[ASSIGNMENT]
Copy out the data below verbatim.

----- ENTRIES SUPPLIED -----

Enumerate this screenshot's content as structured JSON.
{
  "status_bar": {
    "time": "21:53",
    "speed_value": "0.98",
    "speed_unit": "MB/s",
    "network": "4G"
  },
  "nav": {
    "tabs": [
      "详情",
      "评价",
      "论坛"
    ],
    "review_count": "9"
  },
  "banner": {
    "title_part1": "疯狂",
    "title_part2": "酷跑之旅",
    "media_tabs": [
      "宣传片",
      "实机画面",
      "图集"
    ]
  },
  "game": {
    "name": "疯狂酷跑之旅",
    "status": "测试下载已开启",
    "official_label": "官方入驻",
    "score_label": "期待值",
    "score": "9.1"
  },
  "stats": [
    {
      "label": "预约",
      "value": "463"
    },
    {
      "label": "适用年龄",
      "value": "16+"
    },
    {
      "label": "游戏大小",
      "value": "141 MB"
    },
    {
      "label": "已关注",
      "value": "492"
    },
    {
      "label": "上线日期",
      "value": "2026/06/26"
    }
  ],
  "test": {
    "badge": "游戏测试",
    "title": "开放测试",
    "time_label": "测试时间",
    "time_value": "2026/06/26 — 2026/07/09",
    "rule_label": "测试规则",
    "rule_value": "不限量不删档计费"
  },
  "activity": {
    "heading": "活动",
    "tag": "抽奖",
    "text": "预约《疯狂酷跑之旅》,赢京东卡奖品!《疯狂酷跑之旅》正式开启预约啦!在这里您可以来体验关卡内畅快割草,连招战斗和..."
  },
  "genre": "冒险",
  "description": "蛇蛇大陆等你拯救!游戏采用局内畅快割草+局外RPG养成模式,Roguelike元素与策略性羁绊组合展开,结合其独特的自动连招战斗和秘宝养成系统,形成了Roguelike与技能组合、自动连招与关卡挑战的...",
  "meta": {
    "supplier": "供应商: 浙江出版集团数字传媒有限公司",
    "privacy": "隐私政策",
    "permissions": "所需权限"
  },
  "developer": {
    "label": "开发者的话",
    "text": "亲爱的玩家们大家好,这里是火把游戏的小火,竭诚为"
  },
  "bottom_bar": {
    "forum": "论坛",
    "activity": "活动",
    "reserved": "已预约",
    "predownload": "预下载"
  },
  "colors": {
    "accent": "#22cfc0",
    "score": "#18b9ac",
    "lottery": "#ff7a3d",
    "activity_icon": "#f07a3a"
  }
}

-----

[RESPONSE BELOW]
Enumerate this screenshot's content as structured JSON.
{
  "status_bar": {
    "time": "21:53",
    "speed_value": "0.98",
    "speed_unit": "MB/s",
    "network": "4G"
  },
  "nav": {
    "tabs": [
      "详情",
      "评价",
      "论坛"
    ],
    "review_count": "9"
  },
  "banner": {
    "title_part1": "疯狂",
    "title_part2": "酷跑之旅",
    "media_tabs": [
      "宣传片",
      "实机画面",
      "图集"
    ]
  },
  "game": {
    "name": "疯狂酷跑之旅",
    "status": "测试下载已开启",
    "official_label": "官方入驻",
    "score_label": "期待值",
    "score": "9.1"
  },
  "stats": [
    {
      "label": "预约",
      "value": "463"
    },
    {
      "label": "适用年龄",
      "value": "16+"
    },
    {
      "label": "游戏大小",
      "value": "141 MB"
    },
    {
      "label": "已关注",
      "value": "492"
    },
    {
      "label": "上线日期",
      "value": "2026/06/26"
    }
  ],
  "test": {
    "badge": "游戏测试",
    "title": "开放测试",
    "time_label": "测试时间",
    "time_value": "2026/06/26 — 2026/07/09",
    "rule_label": "测试规则",
    "rule_value": "不限量不删档计费"
  },
  "activity": {
    "heading": "活动",
    "tag": "抽奖",
    "text": "预约《疯狂酷跑之旅》,赢京东卡奖品!《疯狂酷跑之旅》正式开启预约啦!在这里您可以来体验关卡内畅快割草,连招战斗和..."
  },
  "genre": "冒险",
  "description": "蛇蛇大陆等你拯救!游戏采用局内畅快割草+局外RPG养成模式,Roguelike元素与策略性羁绊组合展开,结合其独特的自动连招战斗和秘宝养成系统,形成了Roguelike与技能组合、自动连招与关卡挑战的...",
  "meta": {
    "supplier": "供应商: 浙江出版集团数字传媒有限公司",
    "privacy": "隐私政策",
    "permissions": "所需权限"
  },
  "developer": {
    "label": "开发者的话",
    "text": "亲爱的玩家们大家好,这里是火把游戏的小火,竭诚为"
  },
  "bottom_bar": {
    "forum": "论坛",
    "activity": "活动",
    "reserved": "已预约",
    "predownload": "预下载"
  },
  "colors": {
    "accent": "#22cfc0",
    "score": "#18b9ac",
    "lottery": "#ff7a3d",
    "activity_icon": "#f07a3a"
  }
}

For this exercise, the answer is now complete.